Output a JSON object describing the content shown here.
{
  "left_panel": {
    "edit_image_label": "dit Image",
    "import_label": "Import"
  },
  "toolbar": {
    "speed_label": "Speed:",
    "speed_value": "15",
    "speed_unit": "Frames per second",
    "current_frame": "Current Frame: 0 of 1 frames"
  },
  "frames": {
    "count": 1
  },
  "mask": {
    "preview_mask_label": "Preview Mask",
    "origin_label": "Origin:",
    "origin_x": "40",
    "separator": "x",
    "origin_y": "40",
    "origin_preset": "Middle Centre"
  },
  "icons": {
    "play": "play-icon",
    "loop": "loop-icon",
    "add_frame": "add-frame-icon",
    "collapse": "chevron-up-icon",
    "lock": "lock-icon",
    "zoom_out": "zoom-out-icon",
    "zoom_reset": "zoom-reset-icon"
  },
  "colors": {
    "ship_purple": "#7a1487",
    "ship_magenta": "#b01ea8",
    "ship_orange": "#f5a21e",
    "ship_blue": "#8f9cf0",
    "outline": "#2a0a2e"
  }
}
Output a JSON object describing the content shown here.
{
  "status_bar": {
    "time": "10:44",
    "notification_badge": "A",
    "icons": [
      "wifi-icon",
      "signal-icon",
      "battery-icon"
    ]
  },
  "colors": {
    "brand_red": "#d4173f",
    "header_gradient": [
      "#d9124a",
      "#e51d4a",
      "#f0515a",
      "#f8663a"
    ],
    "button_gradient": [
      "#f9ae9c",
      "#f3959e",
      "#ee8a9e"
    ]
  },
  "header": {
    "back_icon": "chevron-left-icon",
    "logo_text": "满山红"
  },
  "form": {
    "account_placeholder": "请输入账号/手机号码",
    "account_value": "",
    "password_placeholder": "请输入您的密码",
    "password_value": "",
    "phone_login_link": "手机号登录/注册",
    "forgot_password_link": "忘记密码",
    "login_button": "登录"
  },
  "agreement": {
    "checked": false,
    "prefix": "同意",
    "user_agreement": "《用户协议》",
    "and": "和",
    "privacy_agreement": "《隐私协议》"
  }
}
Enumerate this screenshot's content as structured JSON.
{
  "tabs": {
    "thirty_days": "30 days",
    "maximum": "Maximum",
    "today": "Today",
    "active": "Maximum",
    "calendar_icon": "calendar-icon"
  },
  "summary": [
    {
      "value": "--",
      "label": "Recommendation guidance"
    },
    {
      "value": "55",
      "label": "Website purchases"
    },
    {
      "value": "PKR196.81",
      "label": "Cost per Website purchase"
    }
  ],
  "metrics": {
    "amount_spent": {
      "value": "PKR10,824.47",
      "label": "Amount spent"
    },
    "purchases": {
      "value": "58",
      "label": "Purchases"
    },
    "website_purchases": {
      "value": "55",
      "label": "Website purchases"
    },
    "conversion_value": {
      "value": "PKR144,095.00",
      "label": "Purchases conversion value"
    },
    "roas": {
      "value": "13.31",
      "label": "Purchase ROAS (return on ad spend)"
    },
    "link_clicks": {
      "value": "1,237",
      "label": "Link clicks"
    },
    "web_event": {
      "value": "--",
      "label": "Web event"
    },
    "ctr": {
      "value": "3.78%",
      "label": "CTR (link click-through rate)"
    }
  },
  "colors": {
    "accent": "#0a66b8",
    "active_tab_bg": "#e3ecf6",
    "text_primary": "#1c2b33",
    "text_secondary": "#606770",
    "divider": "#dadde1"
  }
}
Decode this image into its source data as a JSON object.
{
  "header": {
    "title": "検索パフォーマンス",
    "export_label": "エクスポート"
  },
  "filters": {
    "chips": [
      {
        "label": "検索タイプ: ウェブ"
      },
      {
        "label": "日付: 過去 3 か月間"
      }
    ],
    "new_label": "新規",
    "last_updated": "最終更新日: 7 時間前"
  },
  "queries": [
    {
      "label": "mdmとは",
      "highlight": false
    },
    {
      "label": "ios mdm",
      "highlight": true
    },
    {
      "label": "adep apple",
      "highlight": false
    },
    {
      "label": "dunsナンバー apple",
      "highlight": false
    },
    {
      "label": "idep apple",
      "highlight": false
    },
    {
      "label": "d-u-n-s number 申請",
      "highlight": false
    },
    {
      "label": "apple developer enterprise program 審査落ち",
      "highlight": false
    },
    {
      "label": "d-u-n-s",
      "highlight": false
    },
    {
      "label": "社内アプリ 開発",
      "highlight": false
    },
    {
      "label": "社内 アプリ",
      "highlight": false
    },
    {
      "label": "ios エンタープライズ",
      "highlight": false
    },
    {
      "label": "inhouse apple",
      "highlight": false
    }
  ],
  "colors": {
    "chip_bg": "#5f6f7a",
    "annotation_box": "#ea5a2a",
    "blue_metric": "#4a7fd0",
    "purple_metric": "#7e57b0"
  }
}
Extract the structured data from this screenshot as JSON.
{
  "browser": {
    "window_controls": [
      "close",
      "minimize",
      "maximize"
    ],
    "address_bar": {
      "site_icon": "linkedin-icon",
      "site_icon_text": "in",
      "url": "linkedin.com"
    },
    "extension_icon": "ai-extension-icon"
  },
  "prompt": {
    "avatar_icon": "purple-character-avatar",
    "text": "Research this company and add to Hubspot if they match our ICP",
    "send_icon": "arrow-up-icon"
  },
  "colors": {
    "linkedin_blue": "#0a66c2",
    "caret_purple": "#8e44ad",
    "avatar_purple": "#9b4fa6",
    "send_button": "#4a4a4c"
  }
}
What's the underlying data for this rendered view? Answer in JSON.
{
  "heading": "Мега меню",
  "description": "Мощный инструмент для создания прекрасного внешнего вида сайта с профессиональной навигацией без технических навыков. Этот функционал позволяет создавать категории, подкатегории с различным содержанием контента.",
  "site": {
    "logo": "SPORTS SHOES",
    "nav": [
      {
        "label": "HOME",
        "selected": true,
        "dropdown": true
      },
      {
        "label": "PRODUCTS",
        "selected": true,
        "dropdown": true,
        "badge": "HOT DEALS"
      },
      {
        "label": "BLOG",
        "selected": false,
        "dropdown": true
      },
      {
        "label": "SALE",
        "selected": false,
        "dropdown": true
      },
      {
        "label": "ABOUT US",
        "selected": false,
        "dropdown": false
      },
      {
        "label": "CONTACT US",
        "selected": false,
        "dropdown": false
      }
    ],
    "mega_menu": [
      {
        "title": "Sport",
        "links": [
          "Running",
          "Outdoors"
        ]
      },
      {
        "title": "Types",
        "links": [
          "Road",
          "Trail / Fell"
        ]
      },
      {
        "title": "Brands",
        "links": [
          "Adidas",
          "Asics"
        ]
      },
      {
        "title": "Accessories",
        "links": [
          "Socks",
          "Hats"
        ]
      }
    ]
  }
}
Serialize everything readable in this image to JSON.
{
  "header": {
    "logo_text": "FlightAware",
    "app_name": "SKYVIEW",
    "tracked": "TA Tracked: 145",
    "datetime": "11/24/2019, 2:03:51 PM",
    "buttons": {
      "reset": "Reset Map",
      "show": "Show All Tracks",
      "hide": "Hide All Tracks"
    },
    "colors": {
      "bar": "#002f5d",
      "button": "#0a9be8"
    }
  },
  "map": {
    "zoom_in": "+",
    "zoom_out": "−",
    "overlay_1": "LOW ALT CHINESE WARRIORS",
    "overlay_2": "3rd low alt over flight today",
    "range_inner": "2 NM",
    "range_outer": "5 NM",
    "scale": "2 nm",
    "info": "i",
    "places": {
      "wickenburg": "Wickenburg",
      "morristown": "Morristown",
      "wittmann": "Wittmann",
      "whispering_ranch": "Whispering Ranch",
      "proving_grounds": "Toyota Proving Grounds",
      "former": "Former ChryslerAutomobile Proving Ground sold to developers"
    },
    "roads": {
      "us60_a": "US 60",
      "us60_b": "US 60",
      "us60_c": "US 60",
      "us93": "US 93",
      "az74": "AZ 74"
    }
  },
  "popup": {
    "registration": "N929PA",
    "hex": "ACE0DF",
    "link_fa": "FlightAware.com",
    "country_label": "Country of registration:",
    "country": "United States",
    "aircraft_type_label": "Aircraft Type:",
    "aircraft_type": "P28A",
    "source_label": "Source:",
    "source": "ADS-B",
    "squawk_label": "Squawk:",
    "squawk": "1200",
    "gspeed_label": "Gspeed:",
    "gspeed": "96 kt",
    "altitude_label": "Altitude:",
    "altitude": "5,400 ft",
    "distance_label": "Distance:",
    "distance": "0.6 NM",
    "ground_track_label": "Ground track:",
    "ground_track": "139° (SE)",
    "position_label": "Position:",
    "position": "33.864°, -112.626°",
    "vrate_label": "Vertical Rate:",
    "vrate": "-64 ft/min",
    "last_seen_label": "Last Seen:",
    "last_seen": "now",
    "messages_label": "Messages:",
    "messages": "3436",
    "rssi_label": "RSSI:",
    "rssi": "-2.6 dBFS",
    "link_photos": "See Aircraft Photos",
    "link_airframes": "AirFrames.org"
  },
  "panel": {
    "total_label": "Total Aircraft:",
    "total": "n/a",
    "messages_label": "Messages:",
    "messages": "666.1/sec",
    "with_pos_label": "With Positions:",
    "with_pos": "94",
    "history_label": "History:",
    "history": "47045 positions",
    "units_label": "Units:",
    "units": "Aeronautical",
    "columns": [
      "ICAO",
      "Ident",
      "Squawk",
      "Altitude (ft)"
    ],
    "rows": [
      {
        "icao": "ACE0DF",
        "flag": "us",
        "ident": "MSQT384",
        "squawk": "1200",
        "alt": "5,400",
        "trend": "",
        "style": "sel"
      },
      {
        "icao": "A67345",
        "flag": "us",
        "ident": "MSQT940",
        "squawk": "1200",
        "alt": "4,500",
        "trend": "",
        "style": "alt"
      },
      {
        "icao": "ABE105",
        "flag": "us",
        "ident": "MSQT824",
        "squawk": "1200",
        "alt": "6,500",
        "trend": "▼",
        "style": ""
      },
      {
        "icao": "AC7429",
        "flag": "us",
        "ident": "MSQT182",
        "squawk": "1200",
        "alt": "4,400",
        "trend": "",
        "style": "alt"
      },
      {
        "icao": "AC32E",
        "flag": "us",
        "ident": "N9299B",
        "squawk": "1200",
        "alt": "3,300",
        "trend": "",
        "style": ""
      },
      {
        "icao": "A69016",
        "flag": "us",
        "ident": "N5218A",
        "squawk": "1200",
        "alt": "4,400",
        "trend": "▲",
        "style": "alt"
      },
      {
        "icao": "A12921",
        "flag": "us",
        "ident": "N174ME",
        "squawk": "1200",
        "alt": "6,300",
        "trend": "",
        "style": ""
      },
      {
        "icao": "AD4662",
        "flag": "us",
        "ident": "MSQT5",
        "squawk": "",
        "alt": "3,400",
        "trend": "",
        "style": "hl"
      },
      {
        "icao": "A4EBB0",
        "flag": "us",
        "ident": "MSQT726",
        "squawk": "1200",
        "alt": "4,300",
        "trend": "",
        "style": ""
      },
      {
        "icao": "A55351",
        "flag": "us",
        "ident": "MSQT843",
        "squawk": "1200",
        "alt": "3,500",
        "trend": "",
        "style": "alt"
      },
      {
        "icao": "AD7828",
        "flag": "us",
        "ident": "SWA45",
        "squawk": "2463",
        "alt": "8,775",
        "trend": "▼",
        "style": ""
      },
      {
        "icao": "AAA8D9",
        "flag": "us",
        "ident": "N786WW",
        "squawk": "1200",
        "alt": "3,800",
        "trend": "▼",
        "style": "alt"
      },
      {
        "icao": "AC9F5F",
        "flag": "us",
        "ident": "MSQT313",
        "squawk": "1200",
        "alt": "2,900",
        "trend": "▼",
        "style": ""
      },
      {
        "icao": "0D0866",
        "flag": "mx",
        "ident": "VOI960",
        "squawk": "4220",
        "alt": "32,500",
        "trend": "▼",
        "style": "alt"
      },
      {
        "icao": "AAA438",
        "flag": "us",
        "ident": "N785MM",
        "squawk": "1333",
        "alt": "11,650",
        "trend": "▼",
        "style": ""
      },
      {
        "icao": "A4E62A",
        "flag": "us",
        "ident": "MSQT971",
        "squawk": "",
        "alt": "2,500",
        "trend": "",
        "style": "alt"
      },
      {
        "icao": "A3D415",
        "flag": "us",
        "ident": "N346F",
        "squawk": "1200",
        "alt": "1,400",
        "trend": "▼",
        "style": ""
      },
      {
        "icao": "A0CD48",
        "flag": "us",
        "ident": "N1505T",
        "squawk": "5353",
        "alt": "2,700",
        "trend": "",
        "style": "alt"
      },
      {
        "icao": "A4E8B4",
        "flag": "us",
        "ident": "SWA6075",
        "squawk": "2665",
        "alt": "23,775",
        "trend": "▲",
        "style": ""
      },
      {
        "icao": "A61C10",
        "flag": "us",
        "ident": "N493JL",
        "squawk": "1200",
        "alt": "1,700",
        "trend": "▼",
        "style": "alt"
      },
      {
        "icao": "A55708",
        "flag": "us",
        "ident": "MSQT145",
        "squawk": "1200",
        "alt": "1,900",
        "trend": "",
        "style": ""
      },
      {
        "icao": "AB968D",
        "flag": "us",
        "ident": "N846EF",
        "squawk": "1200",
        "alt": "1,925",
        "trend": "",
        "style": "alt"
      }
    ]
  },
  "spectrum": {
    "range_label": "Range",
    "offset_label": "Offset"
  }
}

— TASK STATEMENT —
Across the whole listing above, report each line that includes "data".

— TASK RESPONSE —
Decode this image into its source data as a JSON object.
Extract the structured data from this screenshot as JSON.
What's the underlying data for this rendered view? Answer in JSON.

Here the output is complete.